* **Exercise brief**:
Look for the word "this" in the entries and copy every line where it shows up.

Element data from apps and pages
---
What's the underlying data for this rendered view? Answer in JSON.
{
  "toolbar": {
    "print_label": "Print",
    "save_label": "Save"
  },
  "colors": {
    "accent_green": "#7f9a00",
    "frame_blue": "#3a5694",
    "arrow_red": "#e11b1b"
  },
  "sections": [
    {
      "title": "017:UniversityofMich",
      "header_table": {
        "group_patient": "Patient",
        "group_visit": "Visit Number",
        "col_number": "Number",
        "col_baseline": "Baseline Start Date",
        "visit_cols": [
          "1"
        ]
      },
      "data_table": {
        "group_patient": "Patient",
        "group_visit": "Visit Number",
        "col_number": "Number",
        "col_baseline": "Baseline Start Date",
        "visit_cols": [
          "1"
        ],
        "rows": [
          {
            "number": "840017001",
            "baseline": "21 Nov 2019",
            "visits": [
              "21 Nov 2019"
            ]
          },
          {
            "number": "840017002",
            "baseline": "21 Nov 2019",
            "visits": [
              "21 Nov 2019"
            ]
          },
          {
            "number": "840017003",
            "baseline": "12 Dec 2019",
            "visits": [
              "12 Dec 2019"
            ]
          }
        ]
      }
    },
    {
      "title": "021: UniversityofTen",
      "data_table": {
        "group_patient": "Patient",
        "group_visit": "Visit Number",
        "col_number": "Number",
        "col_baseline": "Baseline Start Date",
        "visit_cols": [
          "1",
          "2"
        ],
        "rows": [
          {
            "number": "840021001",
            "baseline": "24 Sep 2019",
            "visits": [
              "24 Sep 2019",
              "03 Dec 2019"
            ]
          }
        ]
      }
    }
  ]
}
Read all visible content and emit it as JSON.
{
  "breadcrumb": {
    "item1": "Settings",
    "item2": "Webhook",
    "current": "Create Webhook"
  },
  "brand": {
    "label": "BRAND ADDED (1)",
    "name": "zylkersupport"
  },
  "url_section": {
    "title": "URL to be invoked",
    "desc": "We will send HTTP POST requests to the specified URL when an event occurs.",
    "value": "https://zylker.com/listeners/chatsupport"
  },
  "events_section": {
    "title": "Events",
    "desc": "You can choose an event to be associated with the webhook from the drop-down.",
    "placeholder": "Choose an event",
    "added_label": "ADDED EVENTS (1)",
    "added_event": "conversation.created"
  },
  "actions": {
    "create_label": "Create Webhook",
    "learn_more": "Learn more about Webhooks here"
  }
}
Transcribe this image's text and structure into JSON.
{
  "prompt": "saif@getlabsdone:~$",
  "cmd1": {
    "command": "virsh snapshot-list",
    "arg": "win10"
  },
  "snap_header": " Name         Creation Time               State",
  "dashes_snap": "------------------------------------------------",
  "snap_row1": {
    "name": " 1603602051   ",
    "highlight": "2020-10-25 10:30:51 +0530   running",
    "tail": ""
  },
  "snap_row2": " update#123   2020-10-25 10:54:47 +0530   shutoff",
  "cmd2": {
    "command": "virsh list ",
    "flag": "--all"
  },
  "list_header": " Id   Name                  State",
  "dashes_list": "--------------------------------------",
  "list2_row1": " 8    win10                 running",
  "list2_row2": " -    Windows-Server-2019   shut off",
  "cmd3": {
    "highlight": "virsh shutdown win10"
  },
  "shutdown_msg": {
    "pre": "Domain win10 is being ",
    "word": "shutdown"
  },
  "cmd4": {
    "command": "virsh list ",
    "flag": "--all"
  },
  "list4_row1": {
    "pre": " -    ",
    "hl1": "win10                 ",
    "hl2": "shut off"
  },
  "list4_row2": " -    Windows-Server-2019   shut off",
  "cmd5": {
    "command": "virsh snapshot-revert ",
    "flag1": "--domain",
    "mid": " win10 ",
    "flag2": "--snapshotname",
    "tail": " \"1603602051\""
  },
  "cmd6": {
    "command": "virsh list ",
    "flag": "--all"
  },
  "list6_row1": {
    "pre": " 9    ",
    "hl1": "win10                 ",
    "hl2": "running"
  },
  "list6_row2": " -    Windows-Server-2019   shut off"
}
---
* **Result of the exercise**:
What's the underlying data for this rendered view? Answer in JSON.
Transcribe this image's text and structure into JSON.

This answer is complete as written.